**What this task involves:** Every line below needs to be reproduced exactly.

**Extracted records:**
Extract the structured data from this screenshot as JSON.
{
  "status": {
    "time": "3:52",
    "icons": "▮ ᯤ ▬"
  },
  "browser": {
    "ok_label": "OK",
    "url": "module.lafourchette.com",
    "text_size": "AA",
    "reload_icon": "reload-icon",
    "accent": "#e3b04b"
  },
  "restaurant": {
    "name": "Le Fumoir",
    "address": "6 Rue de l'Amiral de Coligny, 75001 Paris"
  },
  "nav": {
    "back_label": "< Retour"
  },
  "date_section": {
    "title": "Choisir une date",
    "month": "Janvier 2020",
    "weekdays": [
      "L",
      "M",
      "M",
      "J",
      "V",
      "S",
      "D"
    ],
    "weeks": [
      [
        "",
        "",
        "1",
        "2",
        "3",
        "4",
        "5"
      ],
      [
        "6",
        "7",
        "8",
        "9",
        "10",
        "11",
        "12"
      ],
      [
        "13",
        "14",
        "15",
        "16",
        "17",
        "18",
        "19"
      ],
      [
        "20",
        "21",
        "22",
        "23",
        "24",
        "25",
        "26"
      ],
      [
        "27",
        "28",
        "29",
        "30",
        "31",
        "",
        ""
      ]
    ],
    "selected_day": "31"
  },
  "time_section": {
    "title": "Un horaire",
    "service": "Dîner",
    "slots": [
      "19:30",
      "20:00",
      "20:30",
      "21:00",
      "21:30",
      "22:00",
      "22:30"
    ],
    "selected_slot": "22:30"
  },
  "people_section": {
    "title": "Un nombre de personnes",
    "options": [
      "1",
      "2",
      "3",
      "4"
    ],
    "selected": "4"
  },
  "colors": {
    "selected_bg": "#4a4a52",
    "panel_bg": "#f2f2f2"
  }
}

**Solved problem:**
Extract the structured data from this screenshot as JSON.
{
  "status": {
    "time": "3:52",
    "icons": "▮ ᯤ ▬"
  },
  "browser": {
    "ok_label": "OK",
    "url": "module.lafourchette.com",
    "text_size": "AA",
    "reload_icon": "reload-icon",
    "accent": "#e3b04b"
  },
  "restaurant": {
    "name": "Le Fumoir",
    "address": "6 Rue de l'Amiral de Coligny, 75001 Paris"
  },
  "nav": {
    "back_label": "< Retour"
  },
  "date_section": {
    "title": "Choisir une date",
    "month": "Janvier 2020",
    "weekdays": [
      "L",
      "M",
      "M",
      "J",
      "V",
      "S",
      "D"
    ],
    "weeks": [
      [
        "",
        "",
        "1",
        "2",
        "3",
        "4",
        "5"
      ],
      [
        "6",
        "7",
        "8",
        "9",
        "10",
        "11",
        "12"
      ],
      [
        "13",
        "14",
        "15",
        "16",
        "17",
        "18",
        "19"
      ],
      [
        "20",
        "21",
        "22",
        "23",
        "24",
        "25",
        "26"
      ],
      [
        "27",
        "28",
        "29",
        "30",
        "31",
        "",
        ""
      ]
    ],
    "selected_day": "31"
  },
  "time_section": {
    "title": "Un horaire",
    "service": "Dîner",
    "slots": [
      "19:30",
      "20:00",
      "20:30",
      "21:00",
      "21:30",
      "22:00",
      "22:30"
    ],
    "selected_slot": "22:30"
  },
  "people_section": {
    "title": "Un nombre de personnes",
    "options": [
      "1",
      "2",
      "3",
      "4"
    ],
    "selected": "4"
  },
  "colors": {
    "selected_bg": "#4a4a52",
    "panel_bg": "#f2f2f2"
  }
}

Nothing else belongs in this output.